Can we stop talking about the global warming “debate” yet? I continue to receive emails from people hearing about how scientists are “torn” on the issue. Let’s get something straight: the overwhelming majority of mainstream scientists (i.e., those working on environmental science projects within recognized universities and institutes) agree that this is a serious issue; detractors tend to be economists, statisticians, TV weathermen and employees of the energy industry. With that in mind, here’s the lowdown:
- Global warming is a fact. Since the beginning of the 20th century, the mean surface temperature of the earth has increased by about 0.6 degrees Celcius. Over the last 40 years, which is the period with most reliable data, the temperature increased by about 0.2-0.3 degrees. Warming in the 20th century is greater than at any time during the past 400-600 years.

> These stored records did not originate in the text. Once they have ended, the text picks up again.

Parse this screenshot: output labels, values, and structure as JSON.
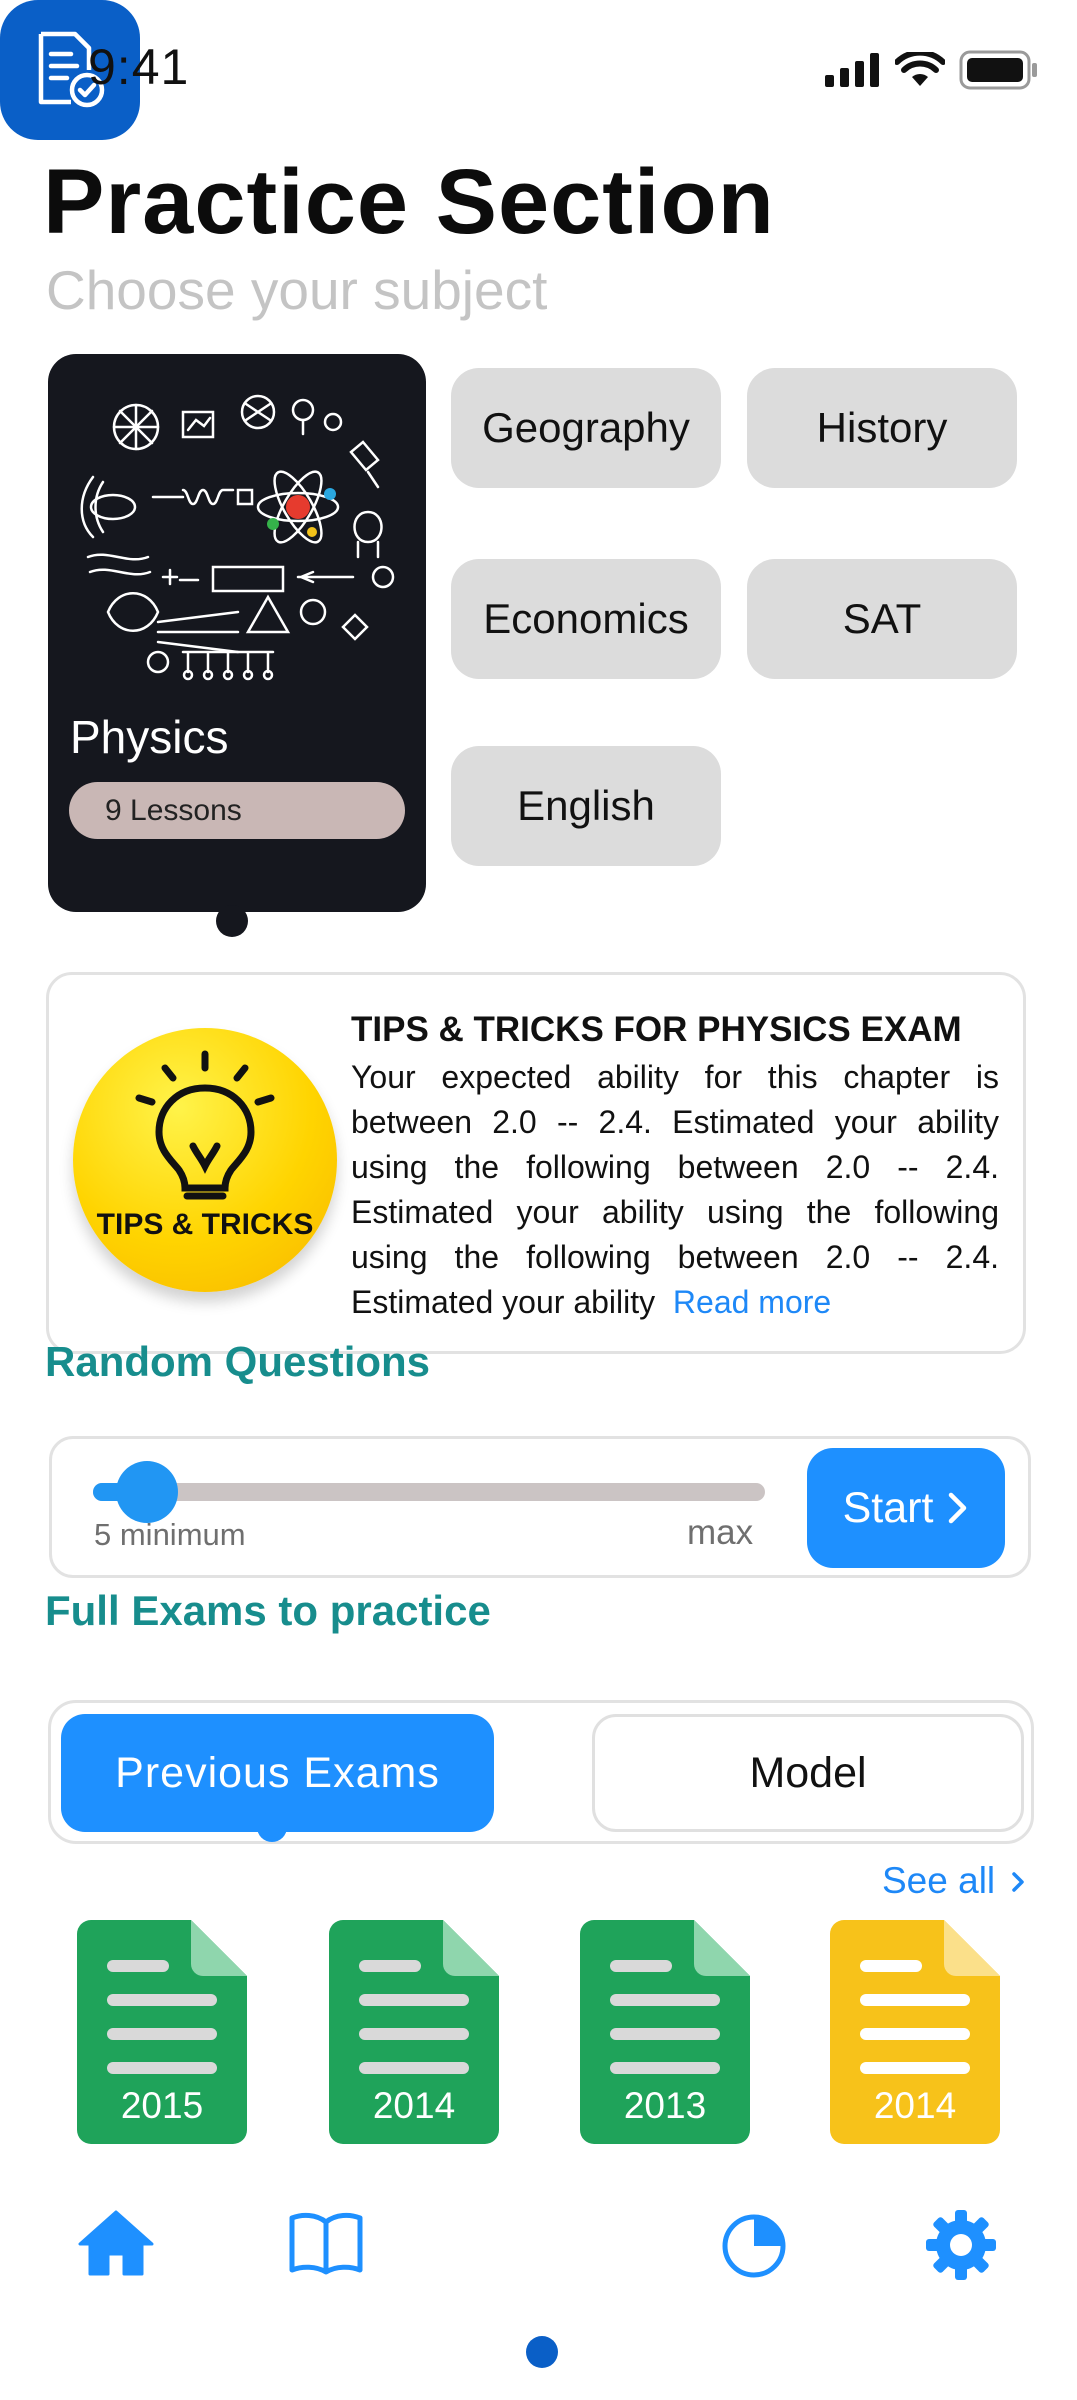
{
  "status_bar": {
    "time": "9:41"
  },
  "header": {
    "title": "Practice Section",
    "subtitle": "Choose your subject"
  },
  "featured_subject": {
    "name": "Physics",
    "lessons": "9 Lessons"
  },
  "subjects": [
    "Geography",
    "History",
    "Economics",
    "SAT",
    "English"
  ],
  "tips": {
    "badge_text": "TIPS & TRICKS",
    "title": "TIPS & TRICKS FOR PHYSICS EXAM",
    "body": "Your expected ability for this chapter is between 2.0 -- 2.4. Estimated your ability using the following between 2.0 -- 2.4. Estimated your ability using the following using the following between 2.0 -- 2.4. Estimated your ability",
    "read_more": "Read more"
  },
  "random_questions": {
    "heading": "Random Questions",
    "min_label": "5 minimum",
    "max_label": "max",
    "slider_fraction": 0.08,
    "start_label": "Start"
  },
  "full_exams": {
    "heading": "Full Exams to practice",
    "tabs": [
      {
        "label": "Previous Exams",
        "active": true
      },
      {
        "label": "Model",
        "active": false
      }
    ],
    "see_all": "See all",
    "exams": [
      {
        "year": "2015",
        "color": "#1fa35a"
      },
      {
        "year": "2014",
        "color": "#1fa35a"
      },
      {
        "year": "2013",
        "color": "#1fa35a"
      },
      {
        "year": "2014",
        "color": "#f7c21a"
      }
    ]
  },
  "bottom_nav": {
    "items": [
      {
        "icon": "home-icon",
        "active": false
      },
      {
        "icon": "book-icon",
        "active": false
      },
      {
        "icon": "exam-document-icon",
        "active": true
      },
      {
        "icon": "pie-chart-icon",
        "active": false
      },
      {
        "icon": "settings-gear-icon",
        "active": false
      }
    ]
  },
  "colors": {
    "accent": "#1e90ff",
    "teal_heading": "#178d8d",
    "nav_active": "#0a5fc7",
    "chip_bg": "#dcdcdc"
  }
}
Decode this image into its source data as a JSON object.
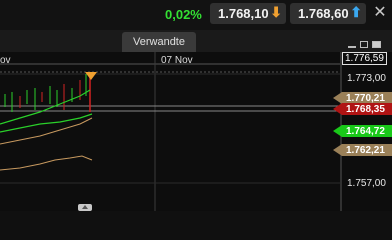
{
  "header": {
    "change_percent": "0,02%",
    "bid": "1.768,10",
    "ask": "1.768,60",
    "close_symbol": "✕"
  },
  "tabs": [
    {
      "label": "Verwandte"
    }
  ],
  "chart_dates": [
    "ov",
    "07 Nov"
  ],
  "price_axis": {
    "cursor_value": "1.776,59",
    "labels": [
      "1.773,00",
      "1.757,00"
    ],
    "tags": [
      {
        "value": "1.770,21",
        "color": "#9a8058",
        "text_color": "#ffffff"
      },
      {
        "value": "1.768,35",
        "color": "#b01414",
        "text_color": "#ffffff"
      },
      {
        "value": "1.764,72",
        "color": "#19c819",
        "text_color": "#ffffff"
      },
      {
        "value": "1.762,21",
        "color": "#9a8058",
        "text_color": "#ffffff"
      }
    ]
  },
  "colors": {
    "positive": "#33e033",
    "up_candle": "#2ad02a",
    "down_candle": "#d42222",
    "ma_line": "#c89a60",
    "marker": "#f0a030"
  }
}
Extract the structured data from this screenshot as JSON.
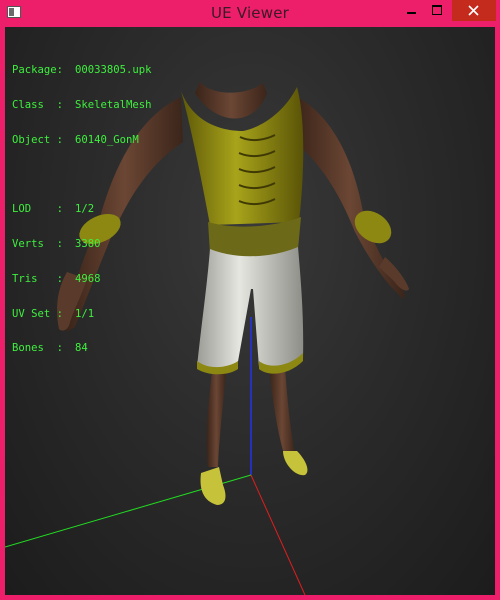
{
  "window": {
    "title": "UE Viewer"
  },
  "info_panel": {
    "package": {
      "label": "Package:",
      "value": "00033805.upk"
    },
    "class": {
      "label": "Class  :",
      "value": "SkeletalMesh"
    },
    "object": {
      "label": "Object :",
      "value": "60140_GonM"
    },
    "lod": {
      "label": "LOD    :",
      "value": "1/2"
    },
    "verts": {
      "label": "Verts  :",
      "value": "3380"
    },
    "tris": {
      "label": "Tris   :",
      "value": "4968"
    },
    "uvset": {
      "label": "UV Set :",
      "value": "1/1"
    },
    "bones": {
      "label": "Bones  :",
      "value": "84"
    }
  },
  "colors": {
    "info_text": "#3ef03e",
    "border": "#ed1e6a",
    "close_button": "#c42b1c",
    "axis_x": "#e01e1e",
    "axis_y": "#22dd22",
    "axis_z": "#2233ee"
  }
}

Additionally, mountain glaciers the world over are receding; the Arctic ice pack has lost about 40% of its thickness over the past four decades; the global sea level is rising about three times faster over the past 100 years compared to the previous 3000 years; and there are a growing number of studies that show plants and animals changing their range and behavior in response to shifts in climate.
- That human activity is the cause of global warming is still a theory, but a compelling one. A 2002 report to the United Nations presented by scientists working for the US government concluded that “human activities such as oil refining, power generation and car emissions are significant causes of global warming.”
Our planet is still emerging from a mini-Ice Age which ended about 12,000 years ago. That might be the real base cause of the warming; I surely don’t discount the possibility. Or maybe it’s a combination of factors. Heck, it might even be a cyclical affair, with temperatures dropping again in a century or two. This point –the true cause of the warming– is the only one that is legitimately open to debate.
- But even if human activity is not the cause of global warming, the phenomenon might still be catastophic for human civilization, and thus requires our immediate attention. We can’t wait a century or two for temperature to maybe drop again. Imagine the Asian tsunami reproduced in every coastal city on the planet. Think our civilization can survive that?
While the overwhelming body of evidence suggest a warming, there are but 2 studies that raise any doubts. The first is the satellite temperature measurements since 1979 which show a warming but only half the value of surface measurements over this time. The second is a 1991 statistical study suggesting changes in the cycle of seasons are responsible for the global temperature changes over the last 100 years. At present, neither study poses a threat to the ocean of other kinds of evidence.
Do you get it now, people? Even if the Kyoto Accords don’t end up affecting global temperatures significantly, they are surely worth the effort and pain. Heck, anything is worth the effort to slow down or eliminate this very real threat. Kyoto is only a start, and I admit it disproportionately punishes Western countries. But you gotta start somewhere.